[Task description]
Where the string "title" appears in a line of the material below, copy that line.

[Data for this task]
----------------
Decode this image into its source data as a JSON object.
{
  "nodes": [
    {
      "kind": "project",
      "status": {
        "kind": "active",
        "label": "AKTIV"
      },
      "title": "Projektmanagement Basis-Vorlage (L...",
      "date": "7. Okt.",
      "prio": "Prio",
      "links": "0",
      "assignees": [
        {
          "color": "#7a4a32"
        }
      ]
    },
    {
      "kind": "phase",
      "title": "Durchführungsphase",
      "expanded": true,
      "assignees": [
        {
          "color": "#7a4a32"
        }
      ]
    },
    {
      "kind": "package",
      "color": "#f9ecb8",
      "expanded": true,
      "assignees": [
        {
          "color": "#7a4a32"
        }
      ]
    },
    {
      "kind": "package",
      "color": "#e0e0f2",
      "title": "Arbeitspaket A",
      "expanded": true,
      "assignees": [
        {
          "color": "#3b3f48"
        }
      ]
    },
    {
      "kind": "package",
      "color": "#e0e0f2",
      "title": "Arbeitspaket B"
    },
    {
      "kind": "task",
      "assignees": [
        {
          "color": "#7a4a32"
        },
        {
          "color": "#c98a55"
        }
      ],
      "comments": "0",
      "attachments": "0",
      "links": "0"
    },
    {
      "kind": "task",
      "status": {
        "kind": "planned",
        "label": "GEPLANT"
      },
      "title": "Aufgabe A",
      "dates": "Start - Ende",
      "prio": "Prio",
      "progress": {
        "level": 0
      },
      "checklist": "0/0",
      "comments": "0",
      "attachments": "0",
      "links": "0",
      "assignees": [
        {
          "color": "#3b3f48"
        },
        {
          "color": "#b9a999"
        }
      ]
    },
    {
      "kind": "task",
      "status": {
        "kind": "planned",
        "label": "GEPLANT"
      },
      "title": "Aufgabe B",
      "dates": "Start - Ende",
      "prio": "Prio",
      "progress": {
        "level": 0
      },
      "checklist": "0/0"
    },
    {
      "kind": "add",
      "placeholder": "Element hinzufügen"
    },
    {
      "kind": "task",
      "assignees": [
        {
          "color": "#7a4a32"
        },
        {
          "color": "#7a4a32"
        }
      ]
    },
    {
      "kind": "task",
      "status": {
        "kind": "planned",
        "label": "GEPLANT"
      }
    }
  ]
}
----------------
[Output of the exercise]
      "title": "Projektmanagement Basis-Vorlage (L...",
      "title": "Durchführungsphase",
      "title": "Arbeitspaket A",
      "title": "Arbeitspaket B"
      "title": "Aufgabe A",
      "title": "Aufgabe B",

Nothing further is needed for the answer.